Léon Cogniet (29 August 1794 – 20 November 1880) was a French history and portrait painter. He is probably best remembered as a teacher, with more than one hundred notable students.

Léon Cogniet
Léon Cogniet. Self-portrait c. 1818
Léon Cogniet

29 August 1794
Paris, France
Died20 November 1880 (aged 86)
Paris, France
EducationPierre-Narcisse Guérin
Known forPainting

Biography edit

Cogniet in 1865

He was born in Paris. His father was a painter and wallpaper designer. In 1812, he enrolled at the École des Beaux-arts, where he studied with Pierre-Narcisse Guérin. He also worked in the studios of Jean-Victor Bertin. After failing an attempt to win the Prix de Rome in 1816, he won the following year with his depiction of Helen Rescued by Castor and Pollux[1] and received a stipend to study at the French Academy in Rome until 1822. Before leaving, he had his first exhibition at the Salon.

In 1827, he created a series of murals on the life of Saint Stephen for the church of Saint-Nicholas-des-Champs.
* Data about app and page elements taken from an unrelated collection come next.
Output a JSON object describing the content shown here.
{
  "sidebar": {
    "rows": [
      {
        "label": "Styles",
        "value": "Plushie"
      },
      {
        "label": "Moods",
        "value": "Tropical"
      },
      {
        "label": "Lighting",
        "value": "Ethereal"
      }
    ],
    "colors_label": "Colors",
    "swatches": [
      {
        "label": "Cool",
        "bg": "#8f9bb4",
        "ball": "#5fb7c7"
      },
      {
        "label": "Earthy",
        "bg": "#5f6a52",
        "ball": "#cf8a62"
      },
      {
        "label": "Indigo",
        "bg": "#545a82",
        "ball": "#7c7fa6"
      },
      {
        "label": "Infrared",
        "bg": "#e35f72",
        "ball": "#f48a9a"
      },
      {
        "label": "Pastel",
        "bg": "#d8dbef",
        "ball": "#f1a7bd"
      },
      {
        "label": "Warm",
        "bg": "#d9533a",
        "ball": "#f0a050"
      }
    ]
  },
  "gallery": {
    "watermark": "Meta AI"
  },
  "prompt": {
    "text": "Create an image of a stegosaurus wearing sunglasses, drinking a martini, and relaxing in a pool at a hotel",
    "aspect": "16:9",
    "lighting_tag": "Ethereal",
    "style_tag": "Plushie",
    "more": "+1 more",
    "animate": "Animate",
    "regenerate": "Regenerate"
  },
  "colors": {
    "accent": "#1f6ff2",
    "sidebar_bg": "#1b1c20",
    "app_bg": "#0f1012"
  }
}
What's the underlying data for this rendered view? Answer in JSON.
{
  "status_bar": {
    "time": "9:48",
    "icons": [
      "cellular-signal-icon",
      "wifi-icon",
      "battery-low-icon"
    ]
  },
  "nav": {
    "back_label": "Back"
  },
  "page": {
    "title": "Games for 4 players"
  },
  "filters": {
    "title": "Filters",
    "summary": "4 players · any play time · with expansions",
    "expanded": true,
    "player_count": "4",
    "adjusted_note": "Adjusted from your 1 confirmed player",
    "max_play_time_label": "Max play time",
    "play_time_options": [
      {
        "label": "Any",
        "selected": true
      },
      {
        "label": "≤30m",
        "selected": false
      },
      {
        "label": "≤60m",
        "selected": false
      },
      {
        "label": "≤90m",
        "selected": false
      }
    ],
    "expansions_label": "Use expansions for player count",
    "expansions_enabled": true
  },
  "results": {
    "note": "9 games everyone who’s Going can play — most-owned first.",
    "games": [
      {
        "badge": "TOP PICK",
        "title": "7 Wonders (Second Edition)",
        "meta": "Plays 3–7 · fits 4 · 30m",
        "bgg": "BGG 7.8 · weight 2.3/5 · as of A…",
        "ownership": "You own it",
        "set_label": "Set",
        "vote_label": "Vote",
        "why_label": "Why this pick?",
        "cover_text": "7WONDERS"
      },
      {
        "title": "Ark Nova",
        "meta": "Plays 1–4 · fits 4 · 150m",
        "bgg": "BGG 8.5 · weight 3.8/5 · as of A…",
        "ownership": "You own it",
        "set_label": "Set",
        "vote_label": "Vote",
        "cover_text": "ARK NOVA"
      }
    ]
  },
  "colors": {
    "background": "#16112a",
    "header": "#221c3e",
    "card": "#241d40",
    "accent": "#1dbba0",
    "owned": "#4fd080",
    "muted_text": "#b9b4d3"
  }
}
From 1833 to 1835, he painted a scene from Napoleon's expedition to Egypt on one of the ceilings at the Louvre. Between 1840 and 1860, he operated a popular painting workshop for women, directed by his sister Marie Amélie and one of his students, Catherine Caroline Thévenin (1813–1892), who later became his wife. After 1843, he concentrated almost entirely on teaching, with an occasional portrait. After 1855, he essentially gave up painting.

After 1831, he taught design at the Lycée Louis-le-Grand. He also taught at the École polytechnique from 1847 to 1861. In 1851, he was appointed a Professor at the École des Beaux-arts, a position he held until 1863, when he retired, slowly giving up his private students and becoming more reclusive.

He died forgotten in the 10th arrondissement of Paris in 1880 and is interred at Père-Lachaise.

His sister was the painter Marie Amélie Cogniet.

Selected works edit

History paintings:

  • La Garde nationale de Paris part pour l’armée, Septembre 1792 (The Paris National Guard on its way to the Army, September 1792)
  • Tintoretto painting his dead daughter (1843; Musée des Beaux-Arts de Bordeaux)
  • Scenes of July 1830
  • Les Drapeaux, 1830. The day after the "Three Glorious Days" of the 1830 Revolution, the painter depicts the white flag of the restoration of the monarchy (on the left), torn and revealing the blue sky (in the middle). The red fold then spreads like a bloodstain (on the right). thus recreating the Republic's tricolor flag.


Gallery edit

Pupils edit

Notes edit

  1. ^ Grunchec, P. (1985). The Grand Prix de Rome: Paintings from the École des Beaux-Arts, 1797-1863. Washington, DC: International Exhibitions Foundation. p. 66. ISBN 0883970759.

References edit

External links edit